[Your instructions] Which lines below hold the word "with"? Report each one.
Available data below:
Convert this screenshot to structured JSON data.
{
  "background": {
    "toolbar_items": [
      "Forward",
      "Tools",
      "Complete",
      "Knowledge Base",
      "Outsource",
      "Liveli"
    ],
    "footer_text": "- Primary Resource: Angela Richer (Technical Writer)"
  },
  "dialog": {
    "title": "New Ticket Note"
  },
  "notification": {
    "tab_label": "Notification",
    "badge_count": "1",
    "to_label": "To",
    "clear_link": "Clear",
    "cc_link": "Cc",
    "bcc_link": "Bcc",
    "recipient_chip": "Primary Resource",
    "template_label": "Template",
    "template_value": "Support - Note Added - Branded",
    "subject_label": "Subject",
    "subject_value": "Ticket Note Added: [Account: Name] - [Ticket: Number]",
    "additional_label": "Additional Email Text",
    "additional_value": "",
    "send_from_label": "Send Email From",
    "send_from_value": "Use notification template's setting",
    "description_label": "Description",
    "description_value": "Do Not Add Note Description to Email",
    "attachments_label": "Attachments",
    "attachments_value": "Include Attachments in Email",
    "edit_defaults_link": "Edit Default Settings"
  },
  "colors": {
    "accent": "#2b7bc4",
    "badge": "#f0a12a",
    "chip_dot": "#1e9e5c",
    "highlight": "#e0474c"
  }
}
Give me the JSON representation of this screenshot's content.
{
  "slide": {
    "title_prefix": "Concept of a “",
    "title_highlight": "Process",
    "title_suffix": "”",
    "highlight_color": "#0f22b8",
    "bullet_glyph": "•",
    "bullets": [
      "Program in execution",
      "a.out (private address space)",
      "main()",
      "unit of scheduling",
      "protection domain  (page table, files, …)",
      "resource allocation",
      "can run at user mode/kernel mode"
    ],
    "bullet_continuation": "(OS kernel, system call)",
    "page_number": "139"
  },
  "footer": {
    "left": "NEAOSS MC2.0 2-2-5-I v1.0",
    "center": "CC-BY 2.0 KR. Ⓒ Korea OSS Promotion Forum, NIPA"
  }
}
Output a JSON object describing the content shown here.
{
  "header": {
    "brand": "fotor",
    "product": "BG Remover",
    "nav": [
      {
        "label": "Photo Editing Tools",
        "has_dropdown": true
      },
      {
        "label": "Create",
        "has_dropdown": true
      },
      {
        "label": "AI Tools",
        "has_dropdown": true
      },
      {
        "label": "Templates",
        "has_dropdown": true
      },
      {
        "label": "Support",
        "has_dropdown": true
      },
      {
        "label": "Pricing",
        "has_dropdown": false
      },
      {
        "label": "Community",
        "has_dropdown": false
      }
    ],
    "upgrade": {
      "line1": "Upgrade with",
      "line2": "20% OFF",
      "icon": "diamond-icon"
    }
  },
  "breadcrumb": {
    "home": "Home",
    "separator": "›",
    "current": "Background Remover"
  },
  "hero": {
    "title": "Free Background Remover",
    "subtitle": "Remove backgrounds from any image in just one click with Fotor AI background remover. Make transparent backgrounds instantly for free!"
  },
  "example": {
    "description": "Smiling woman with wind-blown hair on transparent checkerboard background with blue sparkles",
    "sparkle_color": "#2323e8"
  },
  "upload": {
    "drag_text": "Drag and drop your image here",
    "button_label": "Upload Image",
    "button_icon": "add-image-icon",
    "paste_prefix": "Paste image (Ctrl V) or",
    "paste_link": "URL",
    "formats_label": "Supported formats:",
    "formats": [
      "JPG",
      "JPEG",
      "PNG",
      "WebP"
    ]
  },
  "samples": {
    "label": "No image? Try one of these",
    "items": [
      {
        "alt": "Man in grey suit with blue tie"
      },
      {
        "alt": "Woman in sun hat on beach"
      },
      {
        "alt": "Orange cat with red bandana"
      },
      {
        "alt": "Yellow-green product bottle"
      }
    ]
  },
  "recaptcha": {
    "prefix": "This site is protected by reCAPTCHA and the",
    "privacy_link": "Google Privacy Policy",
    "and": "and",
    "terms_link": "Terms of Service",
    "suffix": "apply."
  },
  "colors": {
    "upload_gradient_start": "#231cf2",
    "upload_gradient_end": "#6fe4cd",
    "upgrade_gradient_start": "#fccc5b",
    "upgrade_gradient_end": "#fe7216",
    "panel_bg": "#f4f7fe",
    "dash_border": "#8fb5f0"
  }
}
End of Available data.
[Finished exercise]
      "line1": "Upgrade with",
    "subtitle": "Remove backgrounds from any image in just one click with Fotor AI background remover. Make transparent backgrounds instantly for free!"
    "description": "Smiling woman with wind-blown hair on transparent checkerboard background with blue sparkles",
        "alt": "Man in grey suit with blue tie"
        "alt": "Orange cat with red bandana"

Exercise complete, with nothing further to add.